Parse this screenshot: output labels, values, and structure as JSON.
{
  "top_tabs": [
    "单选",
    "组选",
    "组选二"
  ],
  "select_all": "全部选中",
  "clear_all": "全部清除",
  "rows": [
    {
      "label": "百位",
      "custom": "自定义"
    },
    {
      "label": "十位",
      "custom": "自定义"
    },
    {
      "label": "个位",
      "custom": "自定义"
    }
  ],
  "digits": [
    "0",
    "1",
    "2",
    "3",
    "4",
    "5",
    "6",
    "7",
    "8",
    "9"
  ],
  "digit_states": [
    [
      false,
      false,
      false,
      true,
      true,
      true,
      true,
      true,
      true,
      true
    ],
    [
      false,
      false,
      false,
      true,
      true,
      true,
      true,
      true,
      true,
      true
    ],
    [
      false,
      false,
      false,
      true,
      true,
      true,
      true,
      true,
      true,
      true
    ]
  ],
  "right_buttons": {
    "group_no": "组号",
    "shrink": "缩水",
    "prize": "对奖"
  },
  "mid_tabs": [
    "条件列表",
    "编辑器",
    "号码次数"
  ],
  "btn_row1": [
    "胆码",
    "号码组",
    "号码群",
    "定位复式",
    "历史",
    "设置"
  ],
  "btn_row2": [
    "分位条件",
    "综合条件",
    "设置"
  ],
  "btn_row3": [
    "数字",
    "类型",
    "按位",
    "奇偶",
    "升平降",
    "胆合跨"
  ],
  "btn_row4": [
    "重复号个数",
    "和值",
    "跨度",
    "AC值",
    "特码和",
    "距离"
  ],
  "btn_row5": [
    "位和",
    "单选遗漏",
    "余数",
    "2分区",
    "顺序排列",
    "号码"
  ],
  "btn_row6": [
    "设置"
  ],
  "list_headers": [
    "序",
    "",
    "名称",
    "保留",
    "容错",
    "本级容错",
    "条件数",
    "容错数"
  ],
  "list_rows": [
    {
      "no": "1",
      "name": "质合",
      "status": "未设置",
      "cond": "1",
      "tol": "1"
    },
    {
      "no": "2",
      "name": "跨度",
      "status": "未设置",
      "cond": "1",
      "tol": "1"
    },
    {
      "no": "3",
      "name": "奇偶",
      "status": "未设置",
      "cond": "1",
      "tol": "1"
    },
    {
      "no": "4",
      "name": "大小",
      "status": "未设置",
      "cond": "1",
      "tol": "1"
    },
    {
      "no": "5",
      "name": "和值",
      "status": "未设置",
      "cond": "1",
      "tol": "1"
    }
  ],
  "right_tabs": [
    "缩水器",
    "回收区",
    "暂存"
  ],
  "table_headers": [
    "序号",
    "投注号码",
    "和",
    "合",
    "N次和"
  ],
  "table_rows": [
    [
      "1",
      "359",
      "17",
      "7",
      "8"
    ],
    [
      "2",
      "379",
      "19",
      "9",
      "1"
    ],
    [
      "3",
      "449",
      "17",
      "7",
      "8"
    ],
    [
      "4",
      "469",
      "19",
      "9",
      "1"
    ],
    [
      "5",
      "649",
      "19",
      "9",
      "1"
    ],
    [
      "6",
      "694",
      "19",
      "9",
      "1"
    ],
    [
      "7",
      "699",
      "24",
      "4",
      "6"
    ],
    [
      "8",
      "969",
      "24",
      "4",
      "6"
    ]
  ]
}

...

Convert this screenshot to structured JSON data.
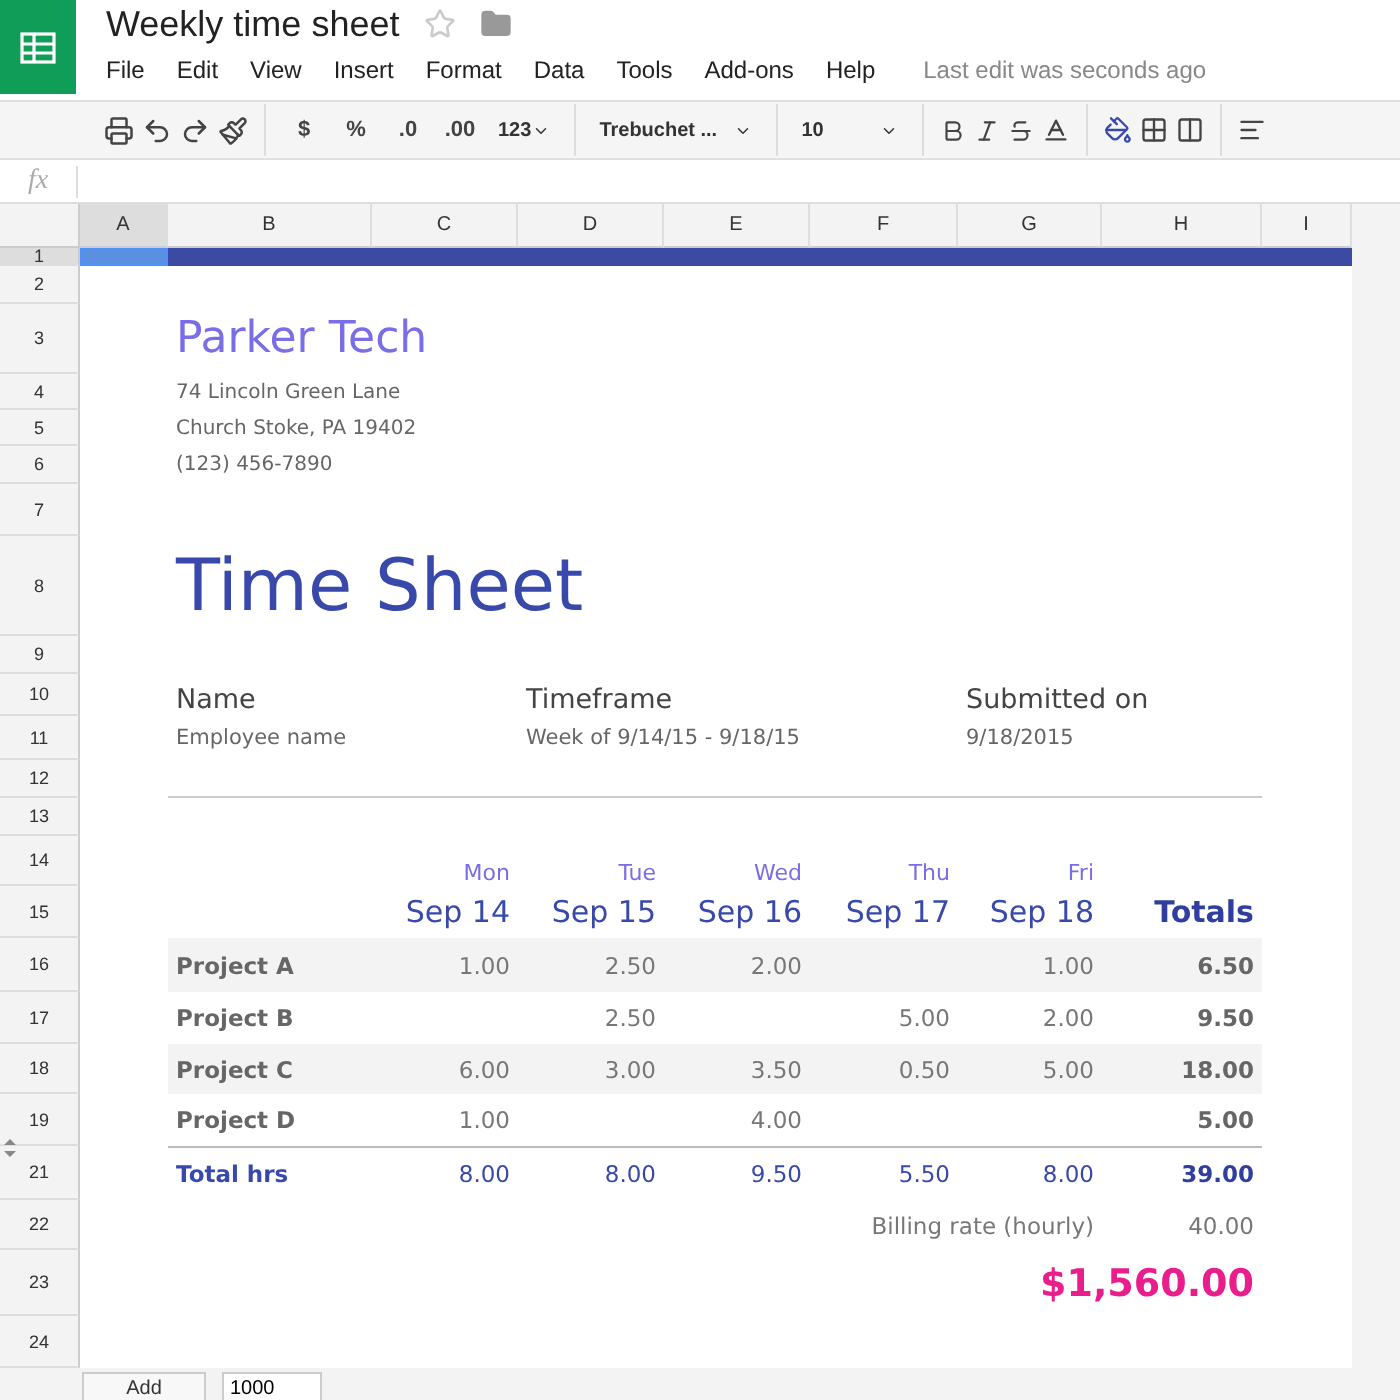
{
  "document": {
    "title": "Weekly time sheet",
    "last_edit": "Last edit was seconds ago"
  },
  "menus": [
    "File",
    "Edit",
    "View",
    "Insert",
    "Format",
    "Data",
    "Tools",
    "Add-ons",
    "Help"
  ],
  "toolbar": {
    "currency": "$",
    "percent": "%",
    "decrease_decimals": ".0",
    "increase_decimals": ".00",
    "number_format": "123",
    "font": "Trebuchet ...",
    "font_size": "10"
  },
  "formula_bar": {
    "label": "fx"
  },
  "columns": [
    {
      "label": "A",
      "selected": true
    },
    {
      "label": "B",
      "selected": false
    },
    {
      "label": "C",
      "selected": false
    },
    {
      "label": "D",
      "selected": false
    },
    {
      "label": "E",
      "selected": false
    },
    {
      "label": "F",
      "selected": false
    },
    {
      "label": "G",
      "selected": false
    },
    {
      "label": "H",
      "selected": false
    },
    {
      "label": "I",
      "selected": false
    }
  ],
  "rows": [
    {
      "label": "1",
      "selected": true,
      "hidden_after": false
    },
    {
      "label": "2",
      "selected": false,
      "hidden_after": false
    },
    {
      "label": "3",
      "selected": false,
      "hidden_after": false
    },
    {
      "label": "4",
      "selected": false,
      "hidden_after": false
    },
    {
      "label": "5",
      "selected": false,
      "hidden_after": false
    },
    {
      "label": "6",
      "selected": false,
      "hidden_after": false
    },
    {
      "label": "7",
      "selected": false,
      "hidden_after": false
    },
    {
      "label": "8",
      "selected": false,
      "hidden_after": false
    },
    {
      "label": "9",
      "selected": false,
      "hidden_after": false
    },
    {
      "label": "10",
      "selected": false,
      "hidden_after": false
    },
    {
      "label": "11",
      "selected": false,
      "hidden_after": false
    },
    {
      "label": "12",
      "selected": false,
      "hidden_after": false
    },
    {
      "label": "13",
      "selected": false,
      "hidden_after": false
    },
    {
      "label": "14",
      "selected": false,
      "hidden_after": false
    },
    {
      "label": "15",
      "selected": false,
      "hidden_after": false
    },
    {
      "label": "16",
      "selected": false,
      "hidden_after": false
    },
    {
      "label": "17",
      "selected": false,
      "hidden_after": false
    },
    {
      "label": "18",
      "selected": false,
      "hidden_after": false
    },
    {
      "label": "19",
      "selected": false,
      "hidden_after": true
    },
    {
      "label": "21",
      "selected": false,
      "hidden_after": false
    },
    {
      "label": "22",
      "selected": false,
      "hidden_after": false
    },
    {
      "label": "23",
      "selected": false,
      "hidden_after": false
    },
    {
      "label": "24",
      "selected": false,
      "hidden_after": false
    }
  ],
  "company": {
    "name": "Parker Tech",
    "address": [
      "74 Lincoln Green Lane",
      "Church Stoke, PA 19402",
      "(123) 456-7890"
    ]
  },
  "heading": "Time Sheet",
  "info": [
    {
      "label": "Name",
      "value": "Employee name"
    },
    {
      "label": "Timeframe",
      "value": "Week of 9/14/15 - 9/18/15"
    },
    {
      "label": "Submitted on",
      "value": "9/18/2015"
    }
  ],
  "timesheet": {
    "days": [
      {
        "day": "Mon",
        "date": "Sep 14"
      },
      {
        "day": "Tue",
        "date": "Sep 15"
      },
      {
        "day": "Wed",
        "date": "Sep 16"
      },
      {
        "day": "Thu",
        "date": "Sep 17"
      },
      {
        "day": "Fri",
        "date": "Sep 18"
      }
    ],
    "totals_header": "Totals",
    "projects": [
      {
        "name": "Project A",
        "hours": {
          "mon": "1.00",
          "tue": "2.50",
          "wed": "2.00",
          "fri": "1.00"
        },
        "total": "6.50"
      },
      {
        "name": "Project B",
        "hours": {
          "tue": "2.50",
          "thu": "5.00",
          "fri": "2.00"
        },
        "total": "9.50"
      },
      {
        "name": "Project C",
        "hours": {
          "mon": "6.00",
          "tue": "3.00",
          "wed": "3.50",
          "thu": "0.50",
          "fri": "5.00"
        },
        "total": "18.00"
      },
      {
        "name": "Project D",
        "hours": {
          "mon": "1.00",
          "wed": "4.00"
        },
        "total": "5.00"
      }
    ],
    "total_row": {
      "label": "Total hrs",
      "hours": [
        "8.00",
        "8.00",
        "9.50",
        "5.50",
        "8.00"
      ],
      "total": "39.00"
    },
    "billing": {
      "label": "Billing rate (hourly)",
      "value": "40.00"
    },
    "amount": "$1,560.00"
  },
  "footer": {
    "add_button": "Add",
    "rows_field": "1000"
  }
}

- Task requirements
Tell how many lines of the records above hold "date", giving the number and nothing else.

- Output below
5